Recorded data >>
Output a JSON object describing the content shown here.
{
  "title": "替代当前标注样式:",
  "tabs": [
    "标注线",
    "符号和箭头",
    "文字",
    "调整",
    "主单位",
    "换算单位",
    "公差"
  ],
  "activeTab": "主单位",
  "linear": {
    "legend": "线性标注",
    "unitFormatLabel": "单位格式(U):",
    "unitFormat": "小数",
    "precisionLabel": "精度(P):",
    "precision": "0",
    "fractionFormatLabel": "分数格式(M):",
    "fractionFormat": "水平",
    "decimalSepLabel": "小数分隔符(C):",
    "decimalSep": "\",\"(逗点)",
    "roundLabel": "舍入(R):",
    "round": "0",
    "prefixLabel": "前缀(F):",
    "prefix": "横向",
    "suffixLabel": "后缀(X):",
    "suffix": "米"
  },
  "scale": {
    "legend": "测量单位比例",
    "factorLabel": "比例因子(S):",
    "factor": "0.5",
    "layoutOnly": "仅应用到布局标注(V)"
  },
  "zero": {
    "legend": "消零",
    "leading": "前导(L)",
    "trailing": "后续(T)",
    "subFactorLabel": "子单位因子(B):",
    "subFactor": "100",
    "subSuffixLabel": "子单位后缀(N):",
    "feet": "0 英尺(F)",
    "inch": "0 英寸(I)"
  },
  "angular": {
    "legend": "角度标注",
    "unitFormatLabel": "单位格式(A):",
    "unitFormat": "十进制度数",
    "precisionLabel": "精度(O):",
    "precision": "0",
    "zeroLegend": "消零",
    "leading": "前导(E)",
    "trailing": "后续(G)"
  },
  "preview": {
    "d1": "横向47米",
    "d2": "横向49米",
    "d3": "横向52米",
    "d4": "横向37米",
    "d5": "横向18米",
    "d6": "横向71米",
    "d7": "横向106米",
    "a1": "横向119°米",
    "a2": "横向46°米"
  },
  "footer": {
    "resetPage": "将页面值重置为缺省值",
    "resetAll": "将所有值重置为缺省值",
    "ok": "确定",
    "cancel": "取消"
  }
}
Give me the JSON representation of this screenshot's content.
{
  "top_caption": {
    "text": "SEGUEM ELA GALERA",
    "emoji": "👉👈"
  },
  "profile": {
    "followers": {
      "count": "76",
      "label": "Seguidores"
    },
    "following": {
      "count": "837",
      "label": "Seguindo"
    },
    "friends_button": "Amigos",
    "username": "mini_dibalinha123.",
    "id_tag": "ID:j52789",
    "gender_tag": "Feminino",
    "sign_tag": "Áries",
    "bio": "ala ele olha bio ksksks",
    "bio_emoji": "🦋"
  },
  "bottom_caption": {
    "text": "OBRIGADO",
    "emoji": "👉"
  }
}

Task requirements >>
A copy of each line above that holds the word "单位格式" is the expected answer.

Solution below >>
    "unitFormatLabel": "单位格式(U):",
    "unitFormatLabel": "单位格式(A):",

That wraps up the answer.